China’s cities are dying, or even worse, coming into being as stillborn babies. Ordos Kangbashi, the world’s biggest ghost city is also located in China. Across China, there are hundreds of cities that have everything that a modern township needs- high rise apartments, skyscrapers, developed waterfronts and in the case of Tianducheng, China, even a miniature Eiffel Tower. But only one thing is missing in these townspeople.
These towns developed by the Chinese State have failed to achieve their purpose. The latest case of a Tianjin, one of China’s four municipalities, might tell us why China’s supposedly modern cities are becoming burdensome ghost towns. Tianjin is, of course, not a ghost town. But the reasons of its failure are not very different from that of the Chinese ghost cities.
As per an SCMP report, the much-hyped Tianjin is expected to drop out of China’s top 10 cities, in terms of economic size for the first time since records began. But why is Tianjin, a metropolis of 15.6 million people suddenly losing relevance on China’s economic map? Well, there is nothing to blame but China’s state-led city development model.
Chinese cities do not develop naturally. China intends to create and expand cities, and then translocate upto 300 million citizens into these cities.
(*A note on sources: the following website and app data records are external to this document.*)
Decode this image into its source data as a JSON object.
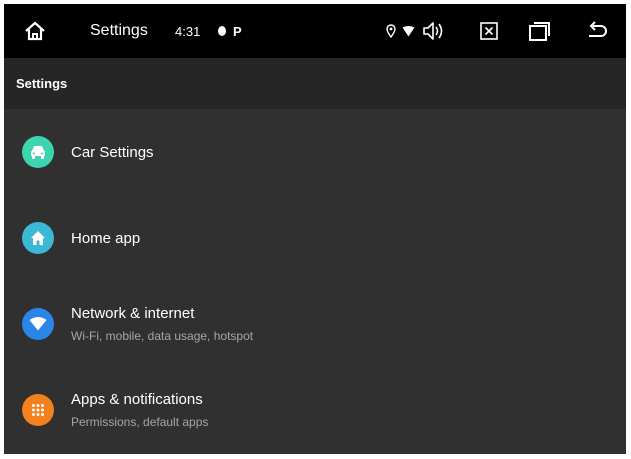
{
  "status_bar": {
    "app_title": "Settings",
    "clock": "4:31",
    "p_badge": "P"
  },
  "action_bar": {
    "title": "Settings"
  },
  "colors": {
    "car_icon": "#3fd4b0",
    "home_icon": "#3bb8d6",
    "network_icon": "#2a86e8",
    "apps_icon": "#f4801f"
  },
  "settings_items": [
    {
      "title": "Car Settings",
      "subtitle": "",
      "icon": "car-icon"
    },
    {
      "title": "Home app",
      "subtitle": "",
      "icon": "home-icon"
    },
    {
      "title": "Network & internet",
      "subtitle": "Wi-Fi, mobile, data usage, hotspot",
      "icon": "wifi-icon"
    },
    {
      "title": "Apps & notifications",
      "subtitle": "Permissions, default apps",
      "icon": "apps-grid-icon"
    }
  ]
}
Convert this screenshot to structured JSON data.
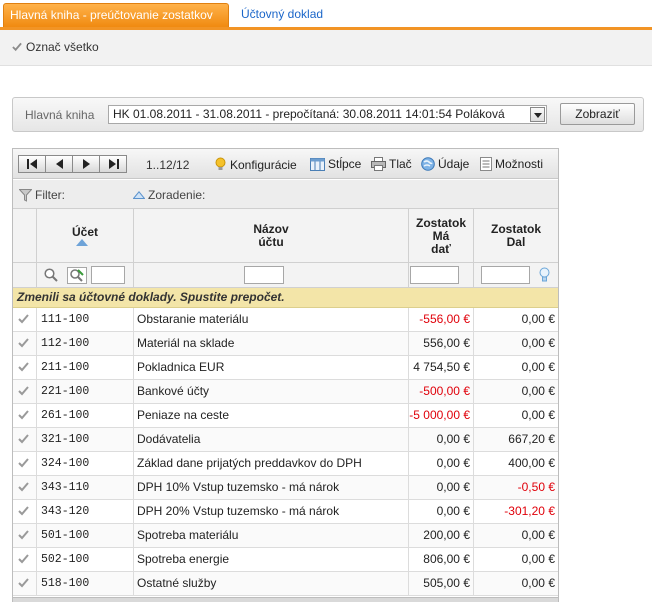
{
  "tabs": [
    {
      "label": "Hlavná kniha - preúčtovanie zostatkov",
      "active": true
    },
    {
      "label": "Účtovný doklad",
      "active": false
    }
  ],
  "toolbar": {
    "select_all_label": "Označ všetko"
  },
  "filter_panel": {
    "label": "Hlavná kniha",
    "selected": "HK 01.08.2011 - 31.08.2011 - prepočítaná: 30.08.2011 14:01:54 Poláková",
    "show_button": "Zobraziť"
  },
  "grid_toolbar": {
    "page_info": "1..12/12",
    "config": "Konfigurácie",
    "columns": "Stĺpce",
    "print": "Tlač",
    "data": "Údaje",
    "options": "Možnosti"
  },
  "grid_filter": {
    "filter_label": "Filter:",
    "sort_label": "Zoradenie:"
  },
  "columns": {
    "account": "Účet",
    "name_line1": "Názov",
    "name_line2": "účtu",
    "md_line1": "Zostatok",
    "md_line2": "Má",
    "md_line3": "dať",
    "d_line1": "Zostatok",
    "d_line2": "Dal"
  },
  "notice": "Zmenili sa účtovné doklady. Spustite prepočet.",
  "rows": [
    {
      "account": "111-100",
      "name": "Obstaranie materiálu",
      "md": "-556,00 €",
      "d": "0,00 €"
    },
    {
      "account": "112-100",
      "name": "Materiál na sklade",
      "md": "556,00 €",
      "d": "0,00 €"
    },
    {
      "account": "211-100",
      "name": "Pokladnica EUR",
      "md": "4 754,50 €",
      "d": "0,00 €"
    },
    {
      "account": "221-100",
      "name": "Bankové účty",
      "md": "-500,00 €",
      "d": "0,00 €"
    },
    {
      "account": "261-100",
      "name": "Peniaze na ceste",
      "md": "-5 000,00 €",
      "d": "0,00 €"
    },
    {
      "account": "321-100",
      "name": "Dodávatelia",
      "md": "0,00 €",
      "d": "667,20 €"
    },
    {
      "account": "324-100",
      "name": "Základ dane prijatých preddavkov do DPH",
      "md": "0,00 €",
      "d": "400,00 €"
    },
    {
      "account": "343-110",
      "name": "DPH 10% Vstup tuzemsko - má nárok",
      "md": "0,00 €",
      "d": "-0,50 €"
    },
    {
      "account": "343-120",
      "name": "DPH 20% Vstup tuzemsko - má nárok",
      "md": "0,00 €",
      "d": "-301,20 €"
    },
    {
      "account": "501-100",
      "name": "Spotreba materiálu",
      "md": "200,00 €",
      "d": "0,00 €"
    },
    {
      "account": "502-100",
      "name": "Spotreba energie",
      "md": "806,00 €",
      "d": "0,00 €"
    },
    {
      "account": "518-100",
      "name": "Ostatné služby",
      "md": "505,00 €",
      "d": "0,00 €"
    }
  ],
  "colors": {
    "accent": "#f29425",
    "link": "#1b66c9",
    "negative": "#e0000a",
    "notice_bg": "#f3e5a8"
  }
}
An artificial city boom of sorts has been created. Photographer Kai Caemmerer told Business Insider, “Unlike in the US, where cities often begin as small developments and grow in accordance to the local industries, these new Chinese cities are built to the point of near completion before introducing people.”
Sounds like a brilliant plan? It could have been, except that China’s citizens did not really move into these cities. Take the example of Tianjin. The city has not developed organically. In 2008, China launched a massive stimulus plan to offset the impact of the global financial crisis. Tianjin itself was made a poster child for rapid economic growth.
But, of course, there was no demand amidst a global financial crisis to fuel Tianjin’s growth. So, Chinese State-owned enterprises and State Banks injected a plethora of debt into this city. Between 2010 and 2012 Tianjin did grow at a breakneck speed powered by a skyscrapers-building spree.
However, now the perils of debt-powered fake booms are becoming clear. Amanda Du, a senior analyst with rating agency Moody’s said that Tianjin’s debt-to-GDP ratio could rise to 40 per cent this year, making it one of the top five indebted Chinese cities.
Tianjin simply doesn’t have the demand to match the amount of debt that has been injected into it by the Chinese State instrumentalities. Take the example of a project that built dozens of skyscrapers on a remote river bank. China publicised this project as its answer to New York’s Manhattan Island. But China’s Manhattan is nothing more than a ghost town today.
Tianjin is a designated “free-trade zone”, but it hasn’t been able to attract a lot of Foreign Direct Investment (FDI), and most of its growth has been powered by the State-owned enterprises that have a very high debt component and a relatively low level of value addition.
Tianjin is an example of what artificial, State-led boom can do to a city. And this is why most of China’s cities are dying even before they come to life. China’s State-led city development model simply cannot create thriving cities and all it can manage is dead, ghost cities.